At the Banff School of Fine Arts she produced Orpheus in the Underworld, Madama Butterfly, Così fan tutte and Hansel and Gretel. Across Canada she directed for the Edmonton Opera Association (Die Fledermaus and Mikado), the Southern Alberta Opera Association (Die Fledermaus and the Barber of Seville), and the Manitoba Opera Association (Die Fledermaus).

Connie Fisher joined the Faculty of Music’s Opera Division staff in 1971 as a stage director and instructor, and then was designated divisional coordinator of the opera division in 1978. She was succeeded in 1983 by Michael Albano, who had begun as stage director in 1977. Albano and Fisher became associate coordinators of the division in 1987.

UofT Opera Production of Elixir of Love, January 1975,
UofT directorial debut of Constance Fisher

Her productions at the Faculty of Music include Elixir of Love, The Crucible (Canadian premiere), Don Giovanni, Orpheus in the Underworld, La Perichole, Katya Kabanova (Canadian premiere), Dialogues of the Carmelites, L’Oca delCairo, Gianni Schicchi, Sir John in Love (North American premiere), Albert Herring, and Cambiale di Matrimonio (Canadian premiere).

Quite a few of her productions were conducted by her husband W. James Craig who, in 1971, became head coach and conductor for the Opera Division.
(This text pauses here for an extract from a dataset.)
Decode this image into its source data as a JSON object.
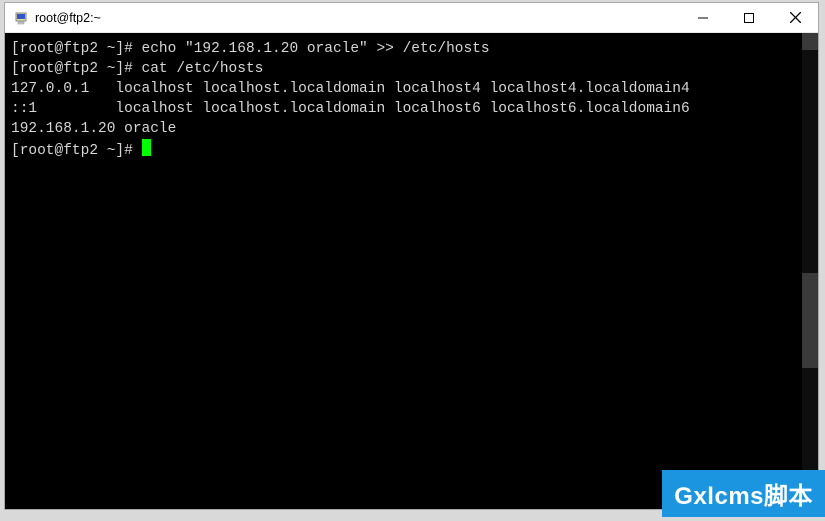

He had been a coach and conductor previously, 1958-64. In 1976, Craig became musical director for the Opera Division, and remained in the position in 1990.

James Craig in rehearsal, photo by Andrew Oxenham

Tonight is opening night of the Opera Division’s production of Mozart’s La finta giardiniera, conducted by alumnus Russell Braun and directed by Michael Albano.

While his career as a baritone performing on stages around the world continues, our Resident Operatic Performance Specialist Russell Braun makes his second appearance as a conductor with U of T.

UofT Opera Production of Patience, March 1990 with Valdine Anderson and Russell Braun

Article by Alexandra Brennan.